RIYADH: Three local initiatives are creating opportunities for Saudi Arabia’s new job market entrants and highlight the efforts being made in building the Kingdom’s technology infrastructure.
As many as 1,800 jobs for Saudi youths are being created by Al-Kharj Chamber of Commerce and Industry in cooperation with a group of private sector companies.
Details of the program will be announced during the first employment forum organized by the Chamber to be held early September, the Saudi Press Association reported.
The forum aims to enhance employment opportunities for youth, in line with the efforts of the Ministry of Human Resources and Social Development to provide suitable local job opportunities, in line with the objectives of the national transformation and the Kingdom’s Vision 2030.
An agreement between the Human Resources Development Fund (Hadaf) and Prince Mohammad Bin Fahd University in the Eastern Province aims to support the employment of university graduates and students.
The aim of the agreement is to increase graduates' competitiveness in the labor market and raise the employment rate, as part of the Hadaf initiative in setting up Graduate Employment Offices as part of its University Support Program.
The agreement will realise efforts between Hadaf and the university to support the training and employment of 500 male and female graduates in private sector establishments requiring specializations that are difficult to fill.
In a significant boost to the Kingdom’s technology and digital capabilities, 10 mega technology companies, including Google, Oracle, Microsoft and IBM, are to launch training centers to raise the digital capabilities of men and women and enhance the field of innovation in technological entrepreneurship.
The Chairman of the Saudi Federation for Cybersecurity, Programming and Drones, Faisal Al-Khamisi, told the forum that the Kingdom has a clear strategy, with a specific timetable for investing in the people of the Kingdom.
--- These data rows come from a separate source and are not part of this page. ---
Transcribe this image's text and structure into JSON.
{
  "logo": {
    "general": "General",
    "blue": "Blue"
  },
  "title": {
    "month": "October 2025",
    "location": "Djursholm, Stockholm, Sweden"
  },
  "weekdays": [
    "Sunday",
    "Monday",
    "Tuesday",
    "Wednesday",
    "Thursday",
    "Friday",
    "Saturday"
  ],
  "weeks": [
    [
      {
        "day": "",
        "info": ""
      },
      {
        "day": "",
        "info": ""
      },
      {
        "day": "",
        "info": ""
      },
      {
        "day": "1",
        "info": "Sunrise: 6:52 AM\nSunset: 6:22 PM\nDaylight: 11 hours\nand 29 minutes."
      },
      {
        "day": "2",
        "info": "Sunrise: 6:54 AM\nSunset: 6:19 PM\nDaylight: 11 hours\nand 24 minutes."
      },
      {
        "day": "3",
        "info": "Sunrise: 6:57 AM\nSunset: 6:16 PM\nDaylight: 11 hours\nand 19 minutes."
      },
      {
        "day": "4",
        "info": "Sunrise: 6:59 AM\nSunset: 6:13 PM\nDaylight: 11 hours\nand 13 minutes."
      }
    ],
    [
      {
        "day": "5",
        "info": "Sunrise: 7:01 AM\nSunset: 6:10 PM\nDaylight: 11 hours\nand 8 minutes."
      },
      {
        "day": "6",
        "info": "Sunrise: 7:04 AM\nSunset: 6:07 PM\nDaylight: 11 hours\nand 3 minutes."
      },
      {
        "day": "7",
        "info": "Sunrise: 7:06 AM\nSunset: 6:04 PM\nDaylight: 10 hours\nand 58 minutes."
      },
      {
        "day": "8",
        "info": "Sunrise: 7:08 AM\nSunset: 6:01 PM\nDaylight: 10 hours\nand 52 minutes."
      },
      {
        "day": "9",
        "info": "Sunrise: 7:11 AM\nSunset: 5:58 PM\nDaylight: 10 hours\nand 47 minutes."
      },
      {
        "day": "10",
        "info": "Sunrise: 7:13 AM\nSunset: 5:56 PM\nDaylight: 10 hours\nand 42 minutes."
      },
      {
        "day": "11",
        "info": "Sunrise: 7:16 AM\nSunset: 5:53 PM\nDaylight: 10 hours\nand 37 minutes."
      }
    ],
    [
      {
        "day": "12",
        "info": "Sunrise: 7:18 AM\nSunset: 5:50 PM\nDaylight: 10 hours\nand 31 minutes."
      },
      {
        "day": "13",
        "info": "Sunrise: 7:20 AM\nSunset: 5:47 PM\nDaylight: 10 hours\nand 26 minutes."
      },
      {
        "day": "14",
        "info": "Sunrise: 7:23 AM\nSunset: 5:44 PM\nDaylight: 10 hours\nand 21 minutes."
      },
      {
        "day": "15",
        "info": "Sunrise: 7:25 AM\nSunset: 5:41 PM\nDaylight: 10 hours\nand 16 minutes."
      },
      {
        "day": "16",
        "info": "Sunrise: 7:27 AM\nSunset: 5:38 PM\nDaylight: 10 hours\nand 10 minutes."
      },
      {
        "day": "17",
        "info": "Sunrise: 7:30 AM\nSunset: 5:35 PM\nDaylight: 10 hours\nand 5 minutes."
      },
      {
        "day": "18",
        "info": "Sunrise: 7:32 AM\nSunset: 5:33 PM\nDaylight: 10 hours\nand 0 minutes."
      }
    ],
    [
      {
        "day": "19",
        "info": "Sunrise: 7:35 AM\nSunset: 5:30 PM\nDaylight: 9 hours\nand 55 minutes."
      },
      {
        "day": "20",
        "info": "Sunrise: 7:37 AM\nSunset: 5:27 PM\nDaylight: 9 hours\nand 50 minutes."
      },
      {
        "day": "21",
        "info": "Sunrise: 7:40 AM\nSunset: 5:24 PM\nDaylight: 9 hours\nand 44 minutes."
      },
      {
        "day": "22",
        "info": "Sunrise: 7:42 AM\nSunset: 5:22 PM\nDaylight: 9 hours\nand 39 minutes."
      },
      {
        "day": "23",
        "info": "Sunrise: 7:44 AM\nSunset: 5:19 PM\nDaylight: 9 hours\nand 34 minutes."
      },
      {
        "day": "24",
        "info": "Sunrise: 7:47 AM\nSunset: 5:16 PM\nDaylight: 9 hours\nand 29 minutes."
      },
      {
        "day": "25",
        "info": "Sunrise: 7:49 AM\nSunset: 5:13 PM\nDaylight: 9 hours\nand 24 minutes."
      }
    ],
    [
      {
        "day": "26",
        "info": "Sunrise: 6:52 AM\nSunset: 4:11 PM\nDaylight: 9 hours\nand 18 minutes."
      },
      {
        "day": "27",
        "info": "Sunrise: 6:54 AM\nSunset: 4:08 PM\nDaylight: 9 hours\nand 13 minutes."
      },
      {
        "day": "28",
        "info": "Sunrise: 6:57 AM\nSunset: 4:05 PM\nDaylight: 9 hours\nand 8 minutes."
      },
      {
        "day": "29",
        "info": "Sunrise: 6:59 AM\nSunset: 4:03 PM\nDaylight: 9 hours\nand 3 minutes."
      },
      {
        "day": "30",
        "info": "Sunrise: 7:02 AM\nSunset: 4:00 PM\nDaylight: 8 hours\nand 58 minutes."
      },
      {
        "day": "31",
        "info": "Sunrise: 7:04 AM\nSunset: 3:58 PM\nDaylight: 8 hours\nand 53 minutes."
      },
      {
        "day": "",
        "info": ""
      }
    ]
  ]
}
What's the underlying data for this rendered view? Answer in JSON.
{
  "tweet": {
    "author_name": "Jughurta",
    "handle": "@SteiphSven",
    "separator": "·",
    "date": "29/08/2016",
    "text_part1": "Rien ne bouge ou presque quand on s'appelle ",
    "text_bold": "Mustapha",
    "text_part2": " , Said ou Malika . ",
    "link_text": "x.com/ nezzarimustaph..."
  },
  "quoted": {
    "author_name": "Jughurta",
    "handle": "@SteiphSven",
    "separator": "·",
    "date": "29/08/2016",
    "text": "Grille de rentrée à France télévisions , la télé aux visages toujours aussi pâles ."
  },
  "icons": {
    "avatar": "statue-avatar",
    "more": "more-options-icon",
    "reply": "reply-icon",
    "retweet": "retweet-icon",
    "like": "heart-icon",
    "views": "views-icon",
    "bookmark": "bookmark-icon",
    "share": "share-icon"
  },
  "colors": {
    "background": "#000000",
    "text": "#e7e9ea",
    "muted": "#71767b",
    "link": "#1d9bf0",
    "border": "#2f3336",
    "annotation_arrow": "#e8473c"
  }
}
"It is not an exaggeration to say that the importance of learning programming will soon become as important as learning to read and write," he said.